The other old face to reappear in 'Mawdryn Undead' is the Brigadier. Whilst the production teams' original plan to bring back Ian Chesterton might have made more sense in light of the school setting, Courtney recaptures his old role with tremendous ease and the Brigadier is very well used. The idea of two temporal aspects of the Brigadier means that the plot makes good use of him, rather than just treating him as a gratuitous guest appearance, and makes for a satisfying addition to the already busy proceedings. Courtney brings to the role an air of dignity that draws on the Brigadier's characterisation in Season Seven, rather than the increasingly ludicrous buffoon that he became under Barry Letts' tenure as producer, and this is partly why he works so well here. Courtney also manages to make Lethbridge-Stewart seem vulnerable whilst maintaining his old character, and his performance in Episode Two as the Doctor tries to discover the cause of his breakdown six years previously is quite touching. The flashback scene as the Brigadier's memory is restored is rather gratuitous but nevertheless strangely satisfying, as the fan in me gets to see clips of old stories; more importantly, the entire scene serves as a reminder of just how strong a friendship developed between the Doctor and the Brigadier. I also hugely appreciate the fact that 'Mawdryn Undead' exploits the two time zone plotline, which is crucial to tying all the disparate elements of the story together in the final scene; with the Black Guardian having stacked the laws of probability against the Doctor, the coincidence of the two Briagdiers touching hands at exactly the right millisecond seems appropriate rather than contrived. 

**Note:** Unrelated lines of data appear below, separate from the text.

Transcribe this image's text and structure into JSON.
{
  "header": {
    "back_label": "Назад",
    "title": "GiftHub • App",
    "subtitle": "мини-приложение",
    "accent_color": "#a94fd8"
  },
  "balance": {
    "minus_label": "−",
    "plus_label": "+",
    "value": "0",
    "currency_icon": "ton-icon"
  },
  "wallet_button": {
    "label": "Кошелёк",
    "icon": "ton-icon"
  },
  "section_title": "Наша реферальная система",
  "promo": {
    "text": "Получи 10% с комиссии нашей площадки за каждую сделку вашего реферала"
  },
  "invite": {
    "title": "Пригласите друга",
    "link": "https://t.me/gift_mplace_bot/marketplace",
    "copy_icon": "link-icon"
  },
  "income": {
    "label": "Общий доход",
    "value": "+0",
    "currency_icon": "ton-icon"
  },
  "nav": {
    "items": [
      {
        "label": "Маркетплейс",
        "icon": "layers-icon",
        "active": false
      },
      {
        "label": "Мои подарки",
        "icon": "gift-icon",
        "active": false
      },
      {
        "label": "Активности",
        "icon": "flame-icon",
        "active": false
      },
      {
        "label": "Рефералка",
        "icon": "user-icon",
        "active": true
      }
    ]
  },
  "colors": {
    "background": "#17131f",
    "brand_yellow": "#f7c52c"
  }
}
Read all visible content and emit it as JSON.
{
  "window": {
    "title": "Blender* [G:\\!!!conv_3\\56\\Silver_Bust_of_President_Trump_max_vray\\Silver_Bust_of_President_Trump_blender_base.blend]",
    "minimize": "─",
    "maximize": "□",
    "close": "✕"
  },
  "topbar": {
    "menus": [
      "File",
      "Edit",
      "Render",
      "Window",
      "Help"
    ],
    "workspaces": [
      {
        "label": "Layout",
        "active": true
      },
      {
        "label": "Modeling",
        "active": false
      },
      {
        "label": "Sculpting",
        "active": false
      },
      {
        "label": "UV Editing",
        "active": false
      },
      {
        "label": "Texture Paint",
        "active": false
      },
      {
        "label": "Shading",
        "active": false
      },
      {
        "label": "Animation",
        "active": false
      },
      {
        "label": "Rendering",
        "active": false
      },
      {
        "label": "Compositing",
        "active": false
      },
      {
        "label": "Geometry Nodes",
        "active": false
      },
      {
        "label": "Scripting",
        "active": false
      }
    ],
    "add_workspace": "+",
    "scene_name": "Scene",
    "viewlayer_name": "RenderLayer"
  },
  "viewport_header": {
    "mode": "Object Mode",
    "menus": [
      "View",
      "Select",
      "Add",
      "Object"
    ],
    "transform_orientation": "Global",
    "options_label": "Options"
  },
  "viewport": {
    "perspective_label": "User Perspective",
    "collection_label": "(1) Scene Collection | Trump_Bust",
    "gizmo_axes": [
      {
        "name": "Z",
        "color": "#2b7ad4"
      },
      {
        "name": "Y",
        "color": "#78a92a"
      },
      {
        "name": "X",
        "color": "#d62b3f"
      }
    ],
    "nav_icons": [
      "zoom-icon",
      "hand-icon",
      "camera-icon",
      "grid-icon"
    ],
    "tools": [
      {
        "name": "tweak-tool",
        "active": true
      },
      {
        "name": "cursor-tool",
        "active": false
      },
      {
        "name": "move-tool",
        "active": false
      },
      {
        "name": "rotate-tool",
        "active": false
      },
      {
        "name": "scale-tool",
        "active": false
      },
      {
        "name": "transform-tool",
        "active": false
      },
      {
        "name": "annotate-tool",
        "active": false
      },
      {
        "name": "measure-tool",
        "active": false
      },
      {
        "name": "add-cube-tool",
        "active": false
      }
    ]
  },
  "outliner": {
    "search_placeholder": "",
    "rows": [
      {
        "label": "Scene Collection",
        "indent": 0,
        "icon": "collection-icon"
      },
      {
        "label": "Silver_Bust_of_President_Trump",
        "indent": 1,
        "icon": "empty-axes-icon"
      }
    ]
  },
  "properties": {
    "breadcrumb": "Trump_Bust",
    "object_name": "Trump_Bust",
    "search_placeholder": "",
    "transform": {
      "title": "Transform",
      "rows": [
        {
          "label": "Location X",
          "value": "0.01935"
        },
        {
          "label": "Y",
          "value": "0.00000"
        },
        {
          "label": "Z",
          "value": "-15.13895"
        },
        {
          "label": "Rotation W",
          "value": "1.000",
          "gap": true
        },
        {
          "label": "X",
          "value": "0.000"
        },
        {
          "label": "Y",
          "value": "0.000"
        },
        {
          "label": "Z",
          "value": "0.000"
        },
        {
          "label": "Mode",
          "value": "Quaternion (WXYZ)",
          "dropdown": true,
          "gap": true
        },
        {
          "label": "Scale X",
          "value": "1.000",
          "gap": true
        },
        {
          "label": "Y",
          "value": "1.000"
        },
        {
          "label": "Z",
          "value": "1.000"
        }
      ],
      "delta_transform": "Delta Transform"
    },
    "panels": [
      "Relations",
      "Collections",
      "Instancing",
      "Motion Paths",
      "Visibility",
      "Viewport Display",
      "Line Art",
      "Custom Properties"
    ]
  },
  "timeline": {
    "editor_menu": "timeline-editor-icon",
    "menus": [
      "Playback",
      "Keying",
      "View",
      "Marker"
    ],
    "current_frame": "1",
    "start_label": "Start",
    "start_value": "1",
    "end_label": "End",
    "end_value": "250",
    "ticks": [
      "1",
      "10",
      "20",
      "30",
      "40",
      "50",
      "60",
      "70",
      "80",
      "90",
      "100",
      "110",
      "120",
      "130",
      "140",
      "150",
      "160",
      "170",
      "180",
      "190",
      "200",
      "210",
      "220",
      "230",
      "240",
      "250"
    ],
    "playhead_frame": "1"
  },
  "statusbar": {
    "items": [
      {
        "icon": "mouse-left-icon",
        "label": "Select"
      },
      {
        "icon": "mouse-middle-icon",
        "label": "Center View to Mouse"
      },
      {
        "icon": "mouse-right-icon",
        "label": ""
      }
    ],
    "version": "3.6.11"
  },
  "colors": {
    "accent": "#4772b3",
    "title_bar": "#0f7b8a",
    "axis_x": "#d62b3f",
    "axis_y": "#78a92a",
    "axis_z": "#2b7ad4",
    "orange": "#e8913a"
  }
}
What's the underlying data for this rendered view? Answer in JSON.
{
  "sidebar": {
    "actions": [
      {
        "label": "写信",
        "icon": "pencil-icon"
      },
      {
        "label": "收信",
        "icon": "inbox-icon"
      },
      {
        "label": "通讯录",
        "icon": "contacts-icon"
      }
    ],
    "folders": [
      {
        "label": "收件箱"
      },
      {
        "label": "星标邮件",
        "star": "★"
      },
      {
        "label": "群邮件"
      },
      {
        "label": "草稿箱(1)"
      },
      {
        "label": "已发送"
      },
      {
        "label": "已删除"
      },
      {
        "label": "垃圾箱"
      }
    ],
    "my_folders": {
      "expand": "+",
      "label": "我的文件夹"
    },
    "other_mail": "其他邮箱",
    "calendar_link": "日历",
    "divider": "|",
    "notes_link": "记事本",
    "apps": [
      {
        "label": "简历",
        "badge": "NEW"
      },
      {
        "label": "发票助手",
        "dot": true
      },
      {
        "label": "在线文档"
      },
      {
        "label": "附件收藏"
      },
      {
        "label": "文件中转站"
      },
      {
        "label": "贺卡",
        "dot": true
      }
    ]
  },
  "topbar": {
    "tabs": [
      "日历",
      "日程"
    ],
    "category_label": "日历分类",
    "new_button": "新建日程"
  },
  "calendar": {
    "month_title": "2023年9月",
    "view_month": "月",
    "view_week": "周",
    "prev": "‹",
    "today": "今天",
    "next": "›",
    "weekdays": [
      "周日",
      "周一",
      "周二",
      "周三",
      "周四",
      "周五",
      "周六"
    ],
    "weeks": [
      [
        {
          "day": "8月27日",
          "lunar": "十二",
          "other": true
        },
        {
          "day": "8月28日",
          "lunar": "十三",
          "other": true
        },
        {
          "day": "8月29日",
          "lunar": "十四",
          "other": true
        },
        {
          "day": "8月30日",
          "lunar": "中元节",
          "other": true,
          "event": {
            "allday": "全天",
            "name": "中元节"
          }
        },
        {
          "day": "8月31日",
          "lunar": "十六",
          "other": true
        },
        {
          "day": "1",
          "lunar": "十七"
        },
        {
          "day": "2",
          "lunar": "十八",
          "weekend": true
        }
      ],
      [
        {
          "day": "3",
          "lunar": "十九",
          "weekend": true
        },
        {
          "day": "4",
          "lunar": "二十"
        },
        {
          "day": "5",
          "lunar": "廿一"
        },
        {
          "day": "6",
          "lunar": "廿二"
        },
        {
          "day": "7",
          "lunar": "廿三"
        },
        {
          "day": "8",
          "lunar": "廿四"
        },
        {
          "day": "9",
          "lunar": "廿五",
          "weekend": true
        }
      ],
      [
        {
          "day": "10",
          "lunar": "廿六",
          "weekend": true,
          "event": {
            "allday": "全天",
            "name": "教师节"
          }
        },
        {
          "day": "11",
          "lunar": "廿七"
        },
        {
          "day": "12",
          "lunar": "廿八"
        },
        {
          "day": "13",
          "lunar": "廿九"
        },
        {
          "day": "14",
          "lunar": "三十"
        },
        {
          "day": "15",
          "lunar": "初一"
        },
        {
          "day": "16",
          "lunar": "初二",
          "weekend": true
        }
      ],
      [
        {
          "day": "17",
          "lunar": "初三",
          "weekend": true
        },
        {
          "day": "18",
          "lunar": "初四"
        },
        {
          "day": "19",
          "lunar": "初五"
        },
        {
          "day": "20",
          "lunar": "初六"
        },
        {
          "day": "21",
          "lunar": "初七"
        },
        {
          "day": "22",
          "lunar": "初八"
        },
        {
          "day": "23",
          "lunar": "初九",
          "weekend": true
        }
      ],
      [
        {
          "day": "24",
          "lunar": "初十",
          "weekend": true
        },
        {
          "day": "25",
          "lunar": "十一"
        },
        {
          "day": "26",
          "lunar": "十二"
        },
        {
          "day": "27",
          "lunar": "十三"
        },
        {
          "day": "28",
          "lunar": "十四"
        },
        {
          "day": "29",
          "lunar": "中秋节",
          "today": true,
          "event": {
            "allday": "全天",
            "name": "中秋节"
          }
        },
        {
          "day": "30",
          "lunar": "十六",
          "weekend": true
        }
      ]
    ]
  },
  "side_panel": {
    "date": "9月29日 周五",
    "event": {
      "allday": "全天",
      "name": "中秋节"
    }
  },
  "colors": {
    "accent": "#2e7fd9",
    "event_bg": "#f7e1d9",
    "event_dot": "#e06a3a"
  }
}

Of the regular cast, I've mentioned Davison already. Given the number of elements vying for screen time already in 'Mawdryn Undead', Sarah Sutton and Janet Fielding get relatively little to do, but when they are used, Grimwade uses them well. By keeping them largely together their different personalities can be exploited; thus, they get to meet Mawdryn and the Brigadier as a pair, which means that Tegan's automatic distrust of Mawdryn contrasts with Nyssa's natural desire to help those in need, and at the same time Nyssa's scientific background is well used throughout the script. Her ability to chip in when the Doctor is spouting explanations results in three way conversations between the TARDIS crew members which makes it seem less obvious that Doctor is explaining the plot to the audience through his companions. 

The production of 'Mawdryn Undead' is generally quite impressive; Peter Moffatt's direction is competent if unspectacular, but the location filming greatly benefits the story. The sets too are rather good; those for the school interior nicely match the exterior, and those used for Mawdryn's sets capture the cold grandeur suggested by the script. This contributes to an air of eeriness on board the ship that works particularly well in Episode One, and the incidental score helps. Paddy Kingsland's score is effective throughout, except for some silly music when Turlough is driving the Brigadier's car at the start of Episode One. The costumes used for the mutants are very effective, although exactly how Mawdryn obtains an outfit identical to those of his brethren having been carried into the TARDIS in charred rags is a question left unanswered… My only real criticism of 'Mawdryn Undead' is the propensity for technobabble, with talk of warp ellipses and Mawdryn's constant mutation little more than gibberish. The most obvious example if when Tegan and Nyssa become infected; the nature of their infection is very obviously glossed over, with even the Doctor explaining that he doesn't know why he and the Brigadier are immune. Poor explanations mean less technobabble, which is fine, but the fact that travel in the TARDIS seems to affect them differently to Mawdryn once they are infected remains niggling plot hole. But this is a trivial criticism; on the whole, 'Mawdryn Undead' is a rewarding story and one that is deserving of far greater appreciation than it usually gets.